I don't see how anything you've written above indicates any "inconsistency" in my response.
H: some of us are apparently unable to think our way past our primitive intuition that an entity can't think or feel unless it is wet or soft or warm.

P: Speak for yourself. Some of us are unable to see our way past the primitive physicalist idea that "subjective" intelligence (i.e., sentience) is, or is produced by, a mechanical function of a non-sentient substrate.

I say you fail to imagine how quantitative complexity can yield a qualitative phenomenon like intelligence. You say I'm failing to realize the existence of some kind of barrier or limit.  I can easily call your imagined barrier a naive and primitive idea (like the idea that a plane couldn't fly), but it's odd to call my appreciation of complexity "primitive".
Rhetorically, how short can an one-second duration of qualia be divided up before it is no longer there?
Don't ask me; you're the one saying qualia have independent existence.
P: What's the limit of human non-intuitiveness regarding the facts of reality? How far can reality part with human mechanical intuitions?
In principle, reality can be as non-intuitive as is logically possible.
The following story illustrates the problem of determining which of two competing paradigms is the primitive/false one. [..]  the intellectual and technological culture of the ten-thousand-plus people in the station had long ago declined to that of the proverbial Stone Age tribe
I see no problem here. The authentically primitive intuition is the one held by authentically primitive persons. Your space station inhabitants aren't authentically primitive.

This was your fifth reply to me, and you are still nowhere near substantiating your original contentions that

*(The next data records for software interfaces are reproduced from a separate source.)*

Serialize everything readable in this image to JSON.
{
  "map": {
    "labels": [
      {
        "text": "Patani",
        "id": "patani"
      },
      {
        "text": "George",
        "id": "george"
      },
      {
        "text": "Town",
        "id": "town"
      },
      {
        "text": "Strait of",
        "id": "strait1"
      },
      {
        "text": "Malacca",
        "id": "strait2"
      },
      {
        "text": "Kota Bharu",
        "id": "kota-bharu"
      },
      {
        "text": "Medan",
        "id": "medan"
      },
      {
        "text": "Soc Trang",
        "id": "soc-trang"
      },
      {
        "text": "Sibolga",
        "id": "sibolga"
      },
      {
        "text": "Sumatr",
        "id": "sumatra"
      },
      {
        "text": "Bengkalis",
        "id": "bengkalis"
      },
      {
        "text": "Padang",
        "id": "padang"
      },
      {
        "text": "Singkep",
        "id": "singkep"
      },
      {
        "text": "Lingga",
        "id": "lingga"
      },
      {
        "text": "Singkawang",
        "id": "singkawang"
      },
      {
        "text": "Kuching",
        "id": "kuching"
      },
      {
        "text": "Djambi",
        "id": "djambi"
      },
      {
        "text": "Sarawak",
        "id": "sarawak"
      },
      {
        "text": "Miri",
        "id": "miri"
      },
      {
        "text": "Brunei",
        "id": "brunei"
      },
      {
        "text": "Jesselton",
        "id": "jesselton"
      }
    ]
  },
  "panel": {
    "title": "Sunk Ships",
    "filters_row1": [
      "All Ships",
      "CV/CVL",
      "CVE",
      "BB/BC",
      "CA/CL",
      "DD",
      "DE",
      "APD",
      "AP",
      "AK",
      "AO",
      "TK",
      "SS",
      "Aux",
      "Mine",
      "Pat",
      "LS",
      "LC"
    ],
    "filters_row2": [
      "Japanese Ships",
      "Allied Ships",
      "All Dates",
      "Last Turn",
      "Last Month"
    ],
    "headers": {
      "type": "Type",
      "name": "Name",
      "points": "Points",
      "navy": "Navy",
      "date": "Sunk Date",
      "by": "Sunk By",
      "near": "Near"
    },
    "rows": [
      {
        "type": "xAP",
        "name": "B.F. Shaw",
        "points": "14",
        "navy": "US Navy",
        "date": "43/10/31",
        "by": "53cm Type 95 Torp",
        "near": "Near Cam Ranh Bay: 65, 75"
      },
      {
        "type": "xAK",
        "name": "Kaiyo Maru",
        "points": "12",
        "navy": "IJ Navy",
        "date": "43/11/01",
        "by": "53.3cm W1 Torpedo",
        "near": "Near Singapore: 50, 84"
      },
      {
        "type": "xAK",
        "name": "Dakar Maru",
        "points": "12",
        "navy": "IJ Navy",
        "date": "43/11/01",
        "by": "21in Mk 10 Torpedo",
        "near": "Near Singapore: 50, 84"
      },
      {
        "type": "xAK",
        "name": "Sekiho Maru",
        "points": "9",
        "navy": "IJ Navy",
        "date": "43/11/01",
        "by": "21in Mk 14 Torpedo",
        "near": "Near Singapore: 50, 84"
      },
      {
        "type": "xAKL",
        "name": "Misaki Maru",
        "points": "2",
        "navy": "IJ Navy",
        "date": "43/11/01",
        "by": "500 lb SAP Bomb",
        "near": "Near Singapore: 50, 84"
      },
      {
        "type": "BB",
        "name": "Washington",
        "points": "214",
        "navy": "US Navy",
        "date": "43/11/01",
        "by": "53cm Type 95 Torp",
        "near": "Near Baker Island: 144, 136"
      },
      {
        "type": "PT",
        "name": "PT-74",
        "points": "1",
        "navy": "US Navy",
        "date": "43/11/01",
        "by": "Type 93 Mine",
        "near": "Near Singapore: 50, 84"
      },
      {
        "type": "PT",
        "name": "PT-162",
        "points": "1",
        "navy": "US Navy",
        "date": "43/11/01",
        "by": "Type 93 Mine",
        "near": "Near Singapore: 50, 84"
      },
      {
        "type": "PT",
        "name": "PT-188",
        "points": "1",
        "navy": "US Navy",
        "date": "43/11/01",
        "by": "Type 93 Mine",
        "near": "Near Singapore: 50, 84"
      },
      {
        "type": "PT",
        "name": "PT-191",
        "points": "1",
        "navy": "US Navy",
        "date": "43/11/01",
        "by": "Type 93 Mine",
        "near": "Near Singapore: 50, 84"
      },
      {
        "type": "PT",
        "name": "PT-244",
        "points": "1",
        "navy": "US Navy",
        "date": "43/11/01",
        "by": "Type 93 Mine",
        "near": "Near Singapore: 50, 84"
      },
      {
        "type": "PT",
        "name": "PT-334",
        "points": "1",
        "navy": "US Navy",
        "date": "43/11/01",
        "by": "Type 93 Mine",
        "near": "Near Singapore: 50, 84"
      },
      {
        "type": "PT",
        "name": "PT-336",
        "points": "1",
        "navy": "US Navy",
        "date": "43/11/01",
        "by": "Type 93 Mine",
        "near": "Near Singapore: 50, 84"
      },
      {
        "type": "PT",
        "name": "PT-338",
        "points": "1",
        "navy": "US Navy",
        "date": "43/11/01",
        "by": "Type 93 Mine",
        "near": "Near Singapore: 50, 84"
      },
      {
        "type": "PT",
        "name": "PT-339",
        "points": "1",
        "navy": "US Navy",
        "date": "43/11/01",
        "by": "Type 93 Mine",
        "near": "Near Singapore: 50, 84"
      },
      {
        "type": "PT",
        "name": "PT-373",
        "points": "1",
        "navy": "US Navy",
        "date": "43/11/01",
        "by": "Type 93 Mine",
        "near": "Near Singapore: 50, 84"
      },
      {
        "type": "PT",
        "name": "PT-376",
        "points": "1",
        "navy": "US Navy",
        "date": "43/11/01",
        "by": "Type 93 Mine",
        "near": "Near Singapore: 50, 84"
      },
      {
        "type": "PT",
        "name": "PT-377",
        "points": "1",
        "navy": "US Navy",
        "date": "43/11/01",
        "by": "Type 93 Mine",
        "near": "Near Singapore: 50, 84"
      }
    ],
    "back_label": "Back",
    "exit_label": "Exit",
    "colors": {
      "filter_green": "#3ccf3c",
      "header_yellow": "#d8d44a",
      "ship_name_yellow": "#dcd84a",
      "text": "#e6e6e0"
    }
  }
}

So as we stray ever farther from any substantive criticism of my original points about Resurrection probabilities, I'll be decreasing the frequency of my responses.